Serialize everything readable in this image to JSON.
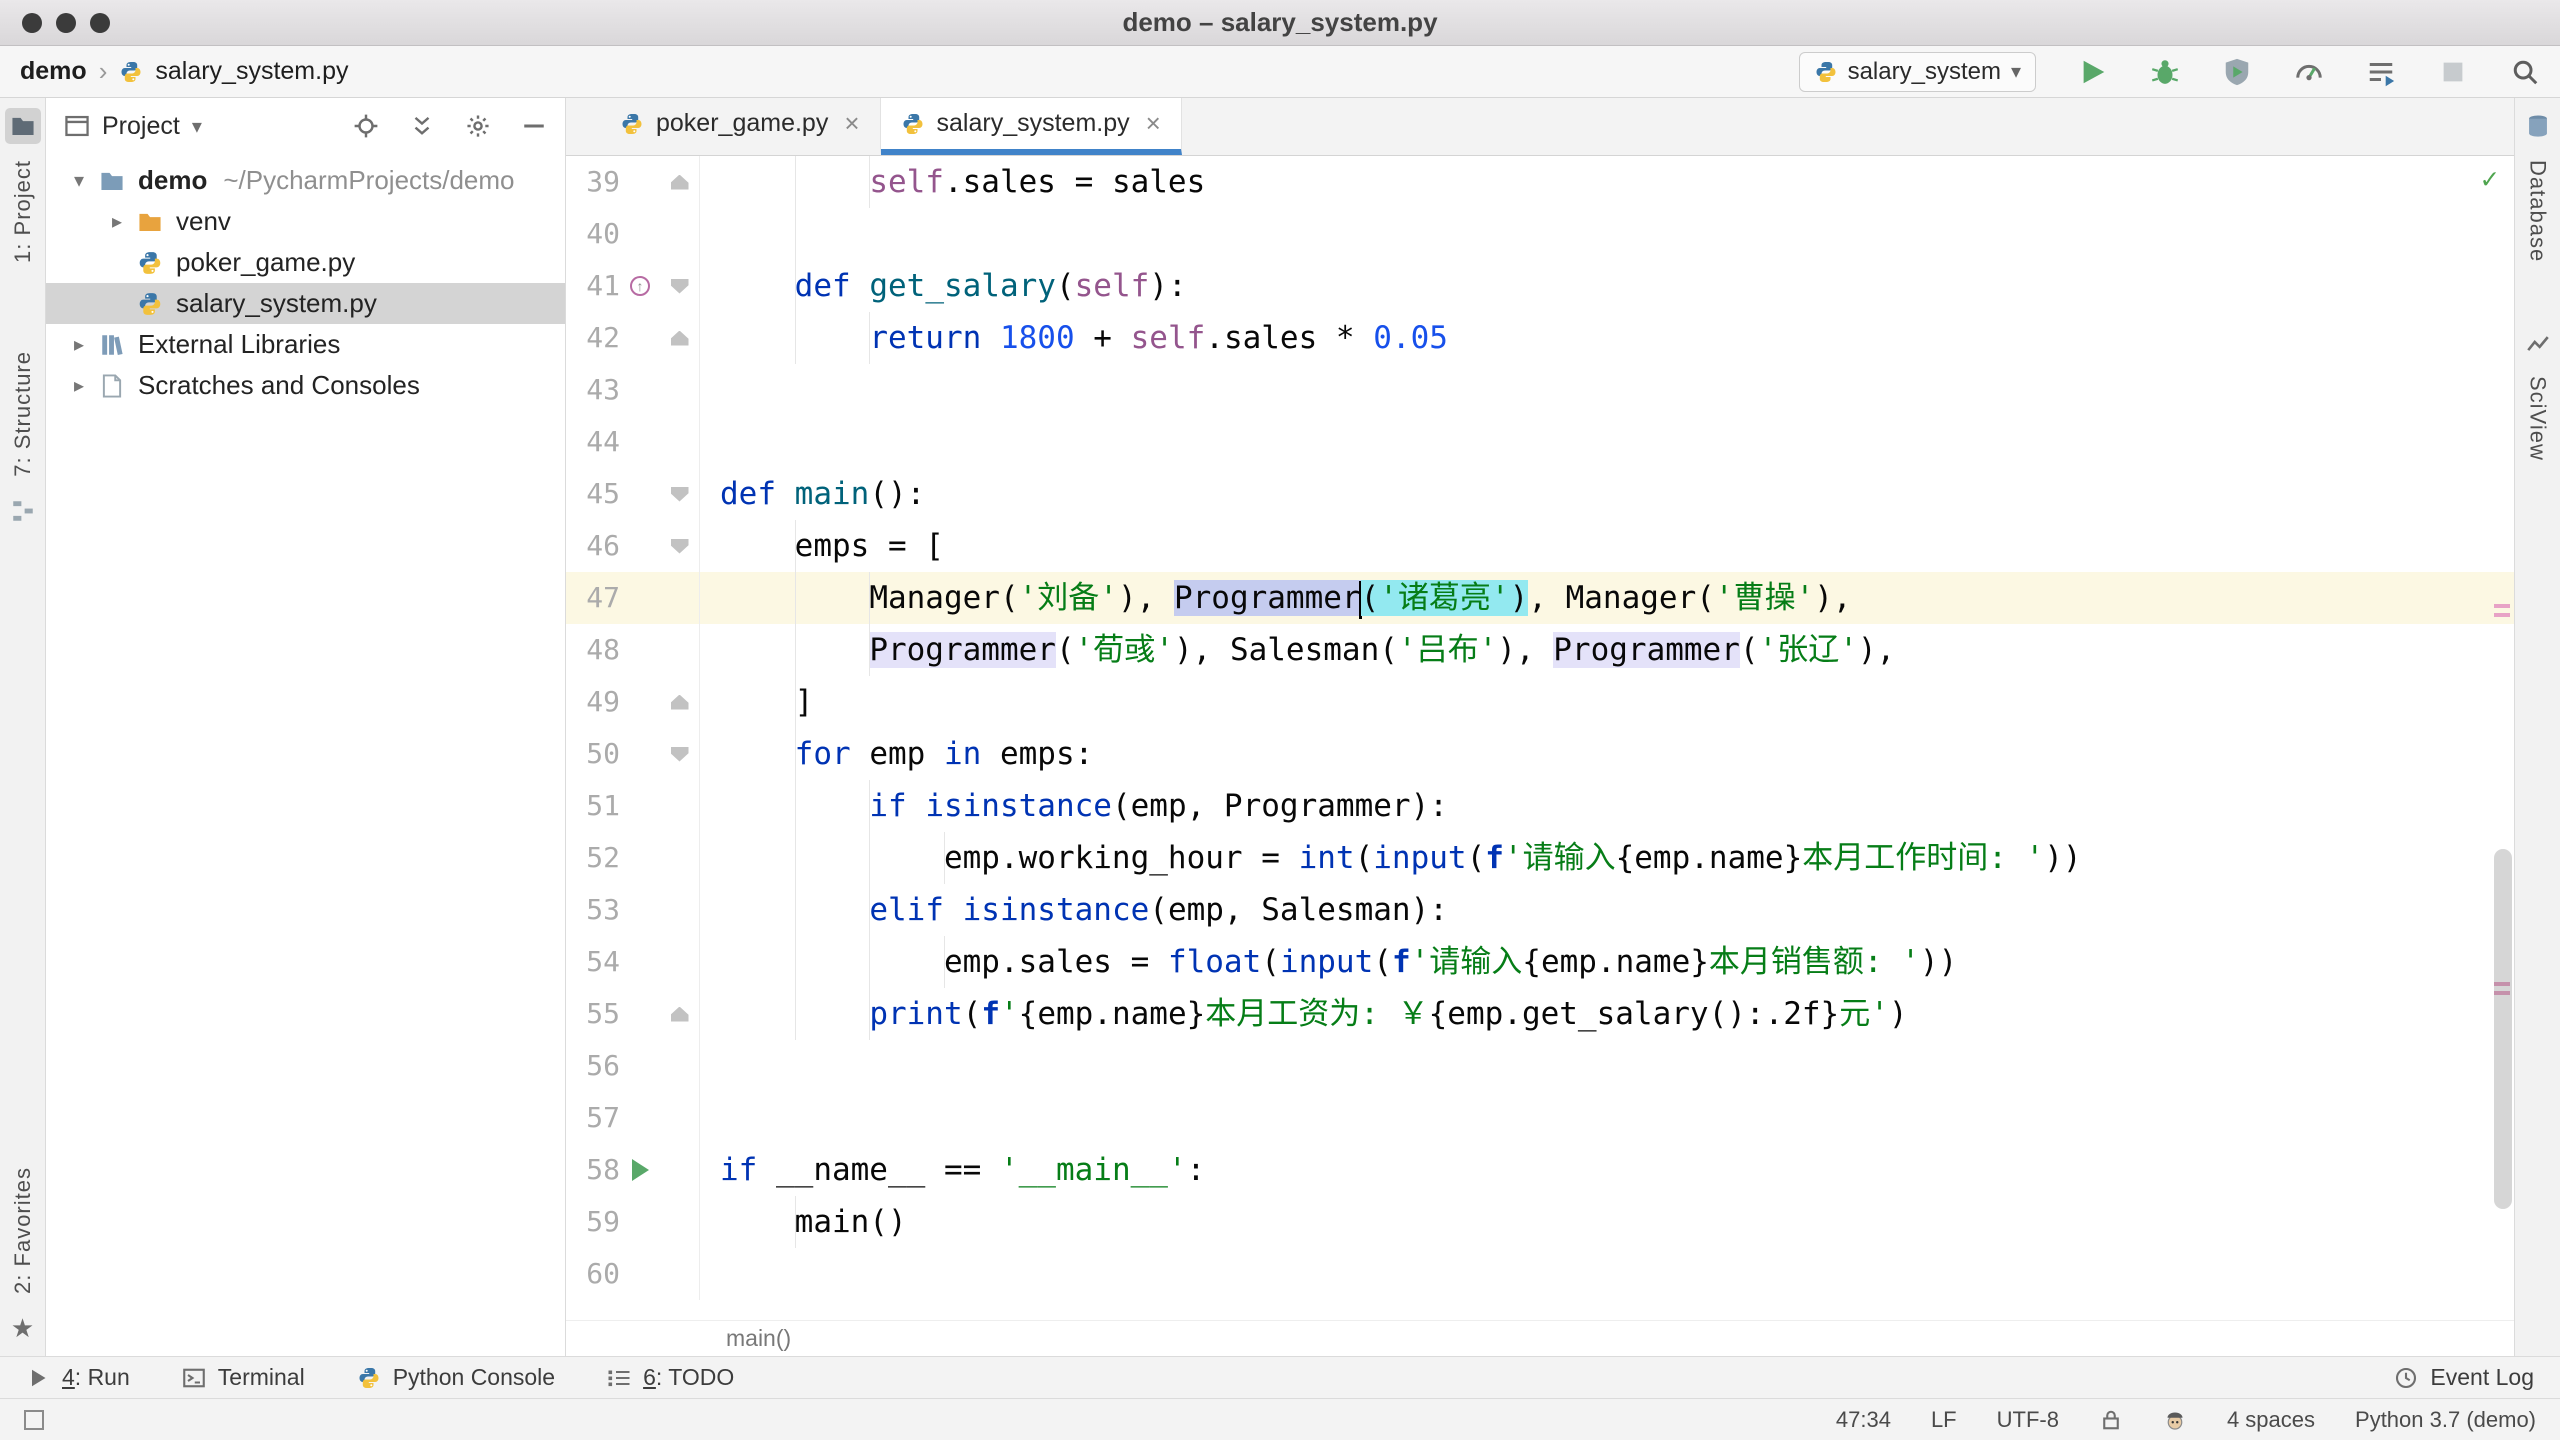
{
  "window": {
    "title": "demo – salary_system.py"
  },
  "toolbar": {
    "project_crumb": "demo",
    "file_crumb": "salary_system.py",
    "run_config": "salary_system"
  },
  "left_stripe": {
    "project": "1: Project",
    "structure": "7: Structure",
    "favorites": "2: Favorites"
  },
  "right_stripe": {
    "database": "Database",
    "sciview": "SciView"
  },
  "project_panel": {
    "title": "Project",
    "tree": [
      {
        "depth": 0,
        "arrow": "down",
        "icon": "folder-project",
        "label": "demo",
        "bold": true,
        "path": "~/PycharmProjects/demo"
      },
      {
        "depth": 1,
        "arrow": "right",
        "icon": "folder-excluded",
        "label": "venv"
      },
      {
        "depth": 1,
        "icon": "python-file",
        "label": "poker_game.py"
      },
      {
        "depth": 1,
        "icon": "python-file",
        "label": "salary_system.py",
        "selected": true
      },
      {
        "depth": 0,
        "arrow": "right",
        "icon": "libraries",
        "label": "External Libraries"
      },
      {
        "depth": 0,
        "arrow": "right",
        "icon": "scratches",
        "label": "Scratches and Consoles"
      }
    ]
  },
  "tabs": [
    {
      "label": "poker_game.py",
      "active": false
    },
    {
      "label": "salary_system.py",
      "active": true
    }
  ],
  "editor": {
    "breadcrumb": "main()",
    "lines": [
      {
        "n": 39,
        "fold": "up",
        "guides": [
          4,
          8
        ],
        "tokens": [
          {
            "t": "        "
          },
          {
            "t": "self",
            "c": "self"
          },
          {
            "t": ".sales = sales"
          }
        ]
      },
      {
        "n": 40,
        "guides": [
          4
        ],
        "tokens": []
      },
      {
        "n": 41,
        "gutter": "override",
        "fold": "down",
        "guides": [
          4
        ],
        "tokens": [
          {
            "t": "    "
          },
          {
            "t": "def",
            "c": "kw"
          },
          {
            "t": " "
          },
          {
            "t": "get_salary",
            "c": "fn"
          },
          {
            "t": "("
          },
          {
            "t": "self",
            "c": "self"
          },
          {
            "t": "):"
          }
        ]
      },
      {
        "n": 42,
        "fold": "up",
        "guides": [
          4,
          8
        ],
        "tokens": [
          {
            "t": "        "
          },
          {
            "t": "return",
            "c": "kw"
          },
          {
            "t": " "
          },
          {
            "t": "1800",
            "c": "num"
          },
          {
            "t": " + "
          },
          {
            "t": "self",
            "c": "self"
          },
          {
            "t": ".sales * "
          },
          {
            "t": "0.05",
            "c": "num"
          }
        ]
      },
      {
        "n": 43,
        "tokens": []
      },
      {
        "n": 44,
        "tokens": []
      },
      {
        "n": 45,
        "fold": "down",
        "tokens": [
          {
            "t": "def",
            "c": "kw"
          },
          {
            "t": " "
          },
          {
            "t": "main",
            "c": "fn"
          },
          {
            "t": "():"
          }
        ]
      },
      {
        "n": 46,
        "fold": "down",
        "guides": [
          4
        ],
        "tokens": [
          {
            "t": "    emps = ["
          }
        ]
      },
      {
        "n": 47,
        "current": true,
        "guides": [
          4,
          8
        ],
        "tokens": [
          {
            "t": "        "
          },
          {
            "t": "Manager("
          },
          {
            "t": "'刘备'",
            "c": "str"
          },
          {
            "t": "), "
          },
          {
            "t": "Programmer",
            "hl": "word"
          },
          {
            "caret": true
          },
          {
            "t": "(",
            "hl": "cyan"
          },
          {
            "t": "'诸葛亮'",
            "c": "str",
            "hl": "cyan"
          },
          {
            "t": ")",
            "hl": "cyan"
          },
          {
            "t": ", Manager("
          },
          {
            "t": "'曹操'",
            "c": "str"
          },
          {
            "t": "),"
          }
        ]
      },
      {
        "n": 48,
        "guides": [
          4,
          8
        ],
        "tokens": [
          {
            "t": "        "
          },
          {
            "t": "Programmer",
            "hl": "usage"
          },
          {
            "t": "("
          },
          {
            "t": "'荀彧'",
            "c": "str"
          },
          {
            "t": "), Salesman("
          },
          {
            "t": "'吕布'",
            "c": "str"
          },
          {
            "t": "), "
          },
          {
            "t": "Programmer",
            "hl": "usage"
          },
          {
            "t": "("
          },
          {
            "t": "'张辽'",
            "c": "str"
          },
          {
            "t": "),"
          }
        ]
      },
      {
        "n": 49,
        "fold": "up",
        "guides": [
          4
        ],
        "tokens": [
          {
            "t": "    ]"
          }
        ]
      },
      {
        "n": 50,
        "fold": "down",
        "guides": [
          4
        ],
        "tokens": [
          {
            "t": "    "
          },
          {
            "t": "for",
            "c": "kw"
          },
          {
            "t": " emp "
          },
          {
            "t": "in",
            "c": "kw"
          },
          {
            "t": " emps:"
          }
        ]
      },
      {
        "n": 51,
        "guides": [
          4,
          8
        ],
        "tokens": [
          {
            "t": "        "
          },
          {
            "t": "if",
            "c": "kw"
          },
          {
            "t": " "
          },
          {
            "t": "isinstance",
            "c": "bi"
          },
          {
            "t": "(emp, Programmer):"
          }
        ]
      },
      {
        "n": 52,
        "guides": [
          4,
          8,
          12
        ],
        "tokens": [
          {
            "t": "            emp.working_hour = "
          },
          {
            "t": "int",
            "c": "bi"
          },
          {
            "t": "("
          },
          {
            "t": "input",
            "c": "bi"
          },
          {
            "t": "("
          },
          {
            "t": "f",
            "c": "fmod"
          },
          {
            "t": "'请输入",
            "c": "str"
          },
          {
            "t": "{emp.name}"
          },
          {
            "t": "本月工作时间: '",
            "c": "str"
          },
          {
            "t": "))"
          }
        ]
      },
      {
        "n": 53,
        "guides": [
          4,
          8
        ],
        "tokens": [
          {
            "t": "        "
          },
          {
            "t": "elif",
            "c": "kw"
          },
          {
            "t": " "
          },
          {
            "t": "isinstance",
            "c": "bi"
          },
          {
            "t": "(emp, Salesman):"
          }
        ]
      },
      {
        "n": 54,
        "guides": [
          4,
          8,
          12
        ],
        "tokens": [
          {
            "t": "            emp.sales = "
          },
          {
            "t": "float",
            "c": "bi"
          },
          {
            "t": "("
          },
          {
            "t": "input",
            "c": "bi"
          },
          {
            "t": "("
          },
          {
            "t": "f",
            "c": "fmod"
          },
          {
            "t": "'请输入",
            "c": "str"
          },
          {
            "t": "{emp.name}"
          },
          {
            "t": "本月销售额: '",
            "c": "str"
          },
          {
            "t": "))"
          }
        ]
      },
      {
        "n": 55,
        "fold": "up",
        "guides": [
          4,
          8
        ],
        "tokens": [
          {
            "t": "        "
          },
          {
            "t": "print",
            "c": "bi"
          },
          {
            "t": "("
          },
          {
            "t": "f",
            "c": "fmod"
          },
          {
            "t": "'",
            "c": "str"
          },
          {
            "t": "{emp.name}"
          },
          {
            "t": "本月工资为: ￥",
            "c": "str"
          },
          {
            "t": "{emp.get_salary():.2f}"
          },
          {
            "t": "元'",
            "c": "str"
          },
          {
            "t": ")"
          }
        ]
      },
      {
        "n": 56,
        "tokens": []
      },
      {
        "n": 57,
        "tokens": []
      },
      {
        "n": 58,
        "gutter": "run",
        "tokens": [
          {
            "t": "if",
            "c": "kw"
          },
          {
            "t": " __name__ == "
          },
          {
            "t": "'__main__'",
            "c": "str"
          },
          {
            "t": ":"
          }
        ]
      },
      {
        "n": 59,
        "guides": [
          4
        ],
        "tokens": [
          {
            "t": "    main()"
          }
        ]
      },
      {
        "n": 60,
        "tokens": []
      }
    ]
  },
  "bottom_bar": {
    "items": [
      {
        "icon": "run",
        "shortcut": "4",
        "label": ": Run"
      },
      {
        "icon": "terminal",
        "label": "Terminal"
      },
      {
        "icon": "python",
        "label": "Python Console"
      },
      {
        "icon": "todo",
        "shortcut": "6",
        "label": ": TODO"
      }
    ],
    "event_log": "Event Log"
  },
  "status_bar": {
    "position": "47:34",
    "line_ending": "LF",
    "encoding": "UTF-8",
    "indent": "4 spaces",
    "interpreter": "Python 3.7 (demo)"
  },
  "colors": {
    "tab_accent": "#4083C9",
    "run_green": "#59A869",
    "keyword": "#0033B3",
    "string": "#067D17",
    "number": "#1750EB",
    "self": "#94558D",
    "current_line": "#FCF8E3",
    "tree_selection": "#D4D4D4",
    "word_highlight": "#C5CCEF",
    "cyan_highlight": "#93E9F0",
    "usage_highlight": "#E4E2F9"
  }
}
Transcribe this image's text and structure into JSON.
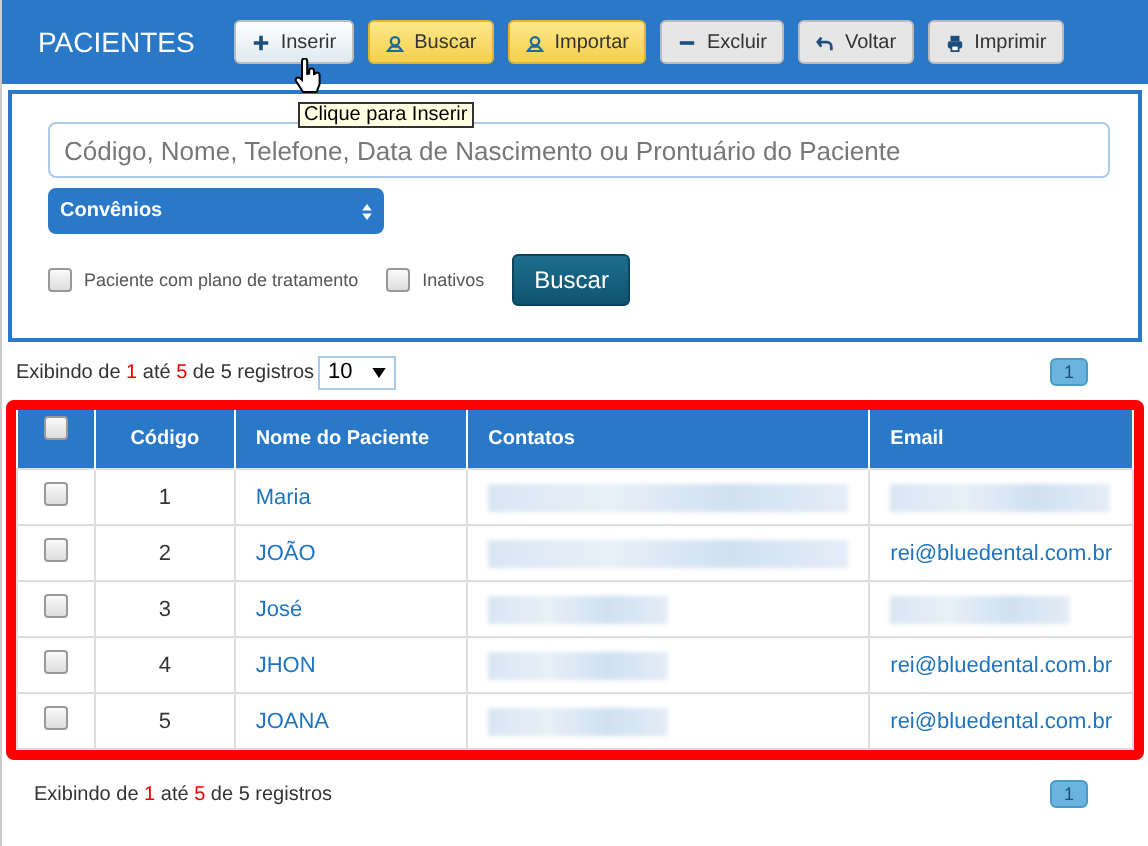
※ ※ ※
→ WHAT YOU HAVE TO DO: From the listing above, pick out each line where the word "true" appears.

→ WRITTEN RESPONSE:
        "bold": true,
        "selected": true
      "active": true
        "current": true,
            "caret": true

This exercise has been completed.